I begin today with a subtraction facts practice page. The page has 25 problems up to 20 - 10 (all subtraction) to complete as quickly as possible. I create the page at MathFactCafe.com where I can put in the parameters for my subtraction page. I give students 2 minutes to complete as many of the problems as we can and then we correct the problems together so that students get immediate feedback regarding their fluency.
Today students will visit several subtraction centers. At each center they will be able to practice subtraction. I start by explaining each center to the students. I have a series of problems for Centers 2 and 3 for children to use when building the numbers. The problems are on large sheets and posted for all students to see. Each center encourages students to makes sense of the problems and persevere in solving them (MP1).
Center 1: Subtraction fact practice on the iPad. Students have the option of using several subtraction fact practice programs on the iPad to increase their fluency with subtraction facts. They use Math Bingo, Flash Card Math, and other programs that allow for immediate feedback and let students know if they are correct or incorrect.
Center 2: Ten Frames Subtraction: Students start by building the larger number with filled-in tens frames for the ten's digit and blank frames that they fill themselves with chips for the ones.
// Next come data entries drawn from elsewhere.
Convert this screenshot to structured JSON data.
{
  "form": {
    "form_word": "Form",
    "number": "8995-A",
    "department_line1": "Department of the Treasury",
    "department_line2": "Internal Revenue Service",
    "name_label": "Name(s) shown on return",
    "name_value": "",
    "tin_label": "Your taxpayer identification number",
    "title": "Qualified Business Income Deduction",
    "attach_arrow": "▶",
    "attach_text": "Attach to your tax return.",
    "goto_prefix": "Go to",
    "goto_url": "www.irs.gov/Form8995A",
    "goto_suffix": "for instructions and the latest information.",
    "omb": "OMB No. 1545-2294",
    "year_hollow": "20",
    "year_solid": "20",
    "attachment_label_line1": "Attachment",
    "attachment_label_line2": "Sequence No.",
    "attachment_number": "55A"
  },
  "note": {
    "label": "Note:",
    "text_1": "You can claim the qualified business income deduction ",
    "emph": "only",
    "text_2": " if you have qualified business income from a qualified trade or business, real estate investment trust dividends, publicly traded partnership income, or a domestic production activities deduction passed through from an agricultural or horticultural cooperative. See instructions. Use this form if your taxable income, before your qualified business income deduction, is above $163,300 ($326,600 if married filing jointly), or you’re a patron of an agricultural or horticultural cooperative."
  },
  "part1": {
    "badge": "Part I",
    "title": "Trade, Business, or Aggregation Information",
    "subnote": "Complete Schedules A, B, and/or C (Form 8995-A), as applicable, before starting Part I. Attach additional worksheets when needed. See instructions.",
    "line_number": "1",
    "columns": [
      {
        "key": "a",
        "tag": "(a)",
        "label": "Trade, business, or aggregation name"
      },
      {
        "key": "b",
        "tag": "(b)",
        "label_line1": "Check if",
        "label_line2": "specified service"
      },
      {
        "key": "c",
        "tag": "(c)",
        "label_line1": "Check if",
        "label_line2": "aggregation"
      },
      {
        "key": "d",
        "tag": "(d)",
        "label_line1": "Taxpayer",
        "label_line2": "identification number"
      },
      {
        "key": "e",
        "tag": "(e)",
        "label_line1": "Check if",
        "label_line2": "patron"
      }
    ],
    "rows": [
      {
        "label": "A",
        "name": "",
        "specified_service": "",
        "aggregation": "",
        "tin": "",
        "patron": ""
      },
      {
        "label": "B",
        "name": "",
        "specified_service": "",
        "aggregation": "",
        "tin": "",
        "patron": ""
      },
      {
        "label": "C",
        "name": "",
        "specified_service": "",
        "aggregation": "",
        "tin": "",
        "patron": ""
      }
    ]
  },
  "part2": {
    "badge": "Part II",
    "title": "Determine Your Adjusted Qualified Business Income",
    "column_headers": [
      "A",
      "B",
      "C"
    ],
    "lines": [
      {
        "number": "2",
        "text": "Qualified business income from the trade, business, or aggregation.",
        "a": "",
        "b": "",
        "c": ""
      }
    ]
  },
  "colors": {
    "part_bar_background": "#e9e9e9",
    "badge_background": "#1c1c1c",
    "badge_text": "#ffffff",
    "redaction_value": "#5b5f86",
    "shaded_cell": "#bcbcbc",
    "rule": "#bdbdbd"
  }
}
Now they decide if they can subtract the necessary ones by taking away chips. If they can not, they turn one of the filled frames into a frame of chips (regroup) so that they now have enough ones.
Center 3: Subtraction Using Place Value Houses. Students build the larger number in the upstairs of the house and the number they are subtracting in the downstairs of the house. They subtract by matching the minuend blocks with the subtrahend blocks and removing them from the house. They regroup when necessary to match tens with tens and ones with ones.
Center 4: Paper and Pencil Double-Digit Subtraction: Students may draw the base 10 blocks or tens frames to solve these regrouping problems. Students need to choose the tools that are appropriate for solving the problem(MP5).
Once I have explained all the centers, I break students into groups, based on understanding of double-digit subtraction. I want homogeneous groupings so that students who are more confident can begin with the paper and pencil subtraction center. I get each group centered for each round of centers and then I work mostly with the group visiting Center 3. This is the center that takes the most support for students to do.
I ask students to return to their seats. I give students 2 double-digit subtraction problems to complete. One of the problems requires regrouping and the other does not. The problems are 71 - 46 =, and 65 - 32 = . I tell them they may use any of the strategies that they have used today, or previously, to solve the problems (MP1).
I collect these problems to assess student progress with double-digit subtraction.